Brady v. Brees

Tom Brady and Drew Brees are meeting in the NFC divisional playoff game today. Tom Brady is 43; Drew Brees is 42 – the oldest match up for quarterbacks in a playoff game. Messrs. Brady and Brees will be first-ballot Hall of Famers when their careers end. Mr. Brees is the NFL leader in passing yards with 80,358. Mr. Brady is second with 79,204. Mr. Brady is the all-time leader for touchdowns with 581, Mr. Brees is second with 571. Mr. Brady ranks eleventh for games played at 301, and Mr. Brees ranks sixteenth. Mr. Brees and the New Orleans Saints won Super Bowl 45, and he was named the games MVP. Mr. Brady is the all-time leader in Super Bowl wins with six, and he was named the Super Bowl MVP four times.
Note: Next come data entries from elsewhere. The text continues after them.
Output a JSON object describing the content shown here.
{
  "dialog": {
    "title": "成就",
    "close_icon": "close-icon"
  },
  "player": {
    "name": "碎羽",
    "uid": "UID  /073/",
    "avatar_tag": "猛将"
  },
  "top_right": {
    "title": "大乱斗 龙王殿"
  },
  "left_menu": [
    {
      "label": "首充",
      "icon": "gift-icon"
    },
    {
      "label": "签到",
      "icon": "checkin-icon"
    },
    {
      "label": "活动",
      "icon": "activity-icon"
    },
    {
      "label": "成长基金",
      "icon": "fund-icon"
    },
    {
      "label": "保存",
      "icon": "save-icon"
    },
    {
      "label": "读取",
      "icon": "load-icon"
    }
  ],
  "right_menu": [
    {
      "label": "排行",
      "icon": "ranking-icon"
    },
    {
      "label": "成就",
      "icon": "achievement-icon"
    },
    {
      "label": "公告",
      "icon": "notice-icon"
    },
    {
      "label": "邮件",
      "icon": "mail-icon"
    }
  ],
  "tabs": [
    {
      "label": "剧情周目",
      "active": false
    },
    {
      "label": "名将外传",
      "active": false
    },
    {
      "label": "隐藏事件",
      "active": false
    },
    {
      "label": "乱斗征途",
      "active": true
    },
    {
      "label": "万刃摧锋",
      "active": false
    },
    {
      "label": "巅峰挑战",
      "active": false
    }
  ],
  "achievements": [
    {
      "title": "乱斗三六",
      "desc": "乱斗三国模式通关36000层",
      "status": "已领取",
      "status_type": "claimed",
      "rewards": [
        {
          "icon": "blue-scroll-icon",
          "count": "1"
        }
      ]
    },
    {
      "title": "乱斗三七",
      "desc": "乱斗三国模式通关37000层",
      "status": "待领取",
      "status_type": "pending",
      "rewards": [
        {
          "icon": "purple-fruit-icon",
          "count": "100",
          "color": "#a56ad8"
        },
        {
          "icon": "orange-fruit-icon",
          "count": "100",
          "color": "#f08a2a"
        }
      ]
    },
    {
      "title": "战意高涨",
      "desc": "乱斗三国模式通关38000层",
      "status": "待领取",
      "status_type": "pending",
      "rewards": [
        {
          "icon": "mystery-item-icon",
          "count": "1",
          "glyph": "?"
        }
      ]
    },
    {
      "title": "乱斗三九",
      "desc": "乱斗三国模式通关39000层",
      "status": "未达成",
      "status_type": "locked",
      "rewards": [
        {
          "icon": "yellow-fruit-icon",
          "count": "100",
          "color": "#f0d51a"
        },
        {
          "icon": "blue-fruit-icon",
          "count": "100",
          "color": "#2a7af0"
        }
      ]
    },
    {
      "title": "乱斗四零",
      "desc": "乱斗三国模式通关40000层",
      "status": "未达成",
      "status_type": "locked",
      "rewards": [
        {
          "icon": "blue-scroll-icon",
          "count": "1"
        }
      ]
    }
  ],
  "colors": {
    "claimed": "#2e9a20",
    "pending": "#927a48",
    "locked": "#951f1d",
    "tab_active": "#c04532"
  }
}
A quarterback aged 40 or more is rare, and these two are defying the odds. Despite their success, they have faced criticism and doubts. The San Diego Chargers traded Mr. Brees in 2005 after successful shoulder surgery. I bet the Charges wished they had kept him on the roster. He continually faces criticism about his height and arm strength. Phil Simms said, “Listen, his arm strength was never great.”

Tom Brady was the 199th pick, drafted in the 6th round, a snub he has not forgotten. In 2016, Max Kellerman “decided to declare that Brady’s career was about to be over sooner rather than later.”[1] He also called him “a bum.” After four years, Mr. Kellerman admits he was wrong about Tom Brady’s late-term playing career.

I’ve never met Tom Brady or Drew Brees, but I suppose they ignore the criticisms, and they probably aren’t aware of most things said about their potential “demise.” Rather than listen to the experts, they work out regularly, practice often, eat well, and repeatedly perfect their craft – they follow their plan and focus on what they can control.

The average NFL career lasts 3.3 years.[2] Mr. Brady is playing in his twenty-first season, Mr. Brees is in his twentieth. To survive and excel in the NFL for two decades requires perseverance, dedication, and tenacity – traits these two NFL greats have in abundance.  

As an investor, you may face criticism and doubt about your investing style or portfolio. TV personalities, experts, analysts, relatives, neighbors, friends, or social media trolls may give you pause to think about your financial future. You may hear others say: “How come you own that company?” or “Why don’t you own this company?” or “The stock market is going to crash, you should sell your stocks!” Tune out the noise and chatter.

To create generational wealth, focus on those things you can control and ignore the rest. Here is a shortlist of things you can manage.

  1. Savings. How much money do you save per month or year? The amount you save will have the most significant impact on your future wealth. Contribute the max to your 401(k) and IRA. Automate your savings. If you save $10,000 per year for thirty years, you could have more than $1.5 million in assets when you’re ready to retire.
  2. Expenses. You have complete control over your spending. The less you spend, the more you save. January is an excellent time to review your spending habits. If you spend some time pouring over your bank and credit card statements, you may find a few expenses to reduce or eliminate.
  3. Investments. You can purchase any investment in the world – stocks, bonds, real estate, gold, Bitcoin, art, jewelry, etc. However, if you want to retire in style, it’s best to own investments that grow, like stocks. The 100-year average for stocks has been 10%. If you keep most of your money in cash, it will lose value every year because of inflation and taxes.
  4. Diversification. Diversify your assets across stocks, bonds, and cash and rebalance your portfolio annually. Diversification is considered a free lunch on Wall Street.
  5. Plan. Your financial plan is unique to your situation. To succeed as an investor, buy investments you’re comfortable owning and follow your plan; it is your financial playbook, guiding you to long-term success.

Investing is not a sporting event, but it does require a game plan with long-term strategic thinking to succeed.

If you’re wondering, Brees holds an edge over Brady in games won – 5 to 2.

“Don’t ever underestimate the heart of a champion.” ~ Rudy Tomvanovich

January 16, 2021

Bill Parrott, CFP®, is the President and CEO of Parrott Wealth Management in Austin, Texas. Parrott Wealth Management is a fee-only, fiduciary, registered investment advisor firm. Our goal is to remove complexity, confusion, and worry from the investment and financial planning process so our clients can pursue a life of purpose. Our firm does not have an asset or fee minimum, and we work with anybody who needs financial help regardless of age, income, or asset level. PWM’s custodian is TD Ameritrade, and our annual fee starts at .5% of your assets and drops depending on the level of your assets.

Note: Investments are not guaranteed and do involve risk. Your returns may differ from those posted in this blog. PWM is not a tax advisor, nor do we give tax advice. Please consult your tax advisor for items that are specific to your situation. Options involve risk and aren’t suitable for every investor.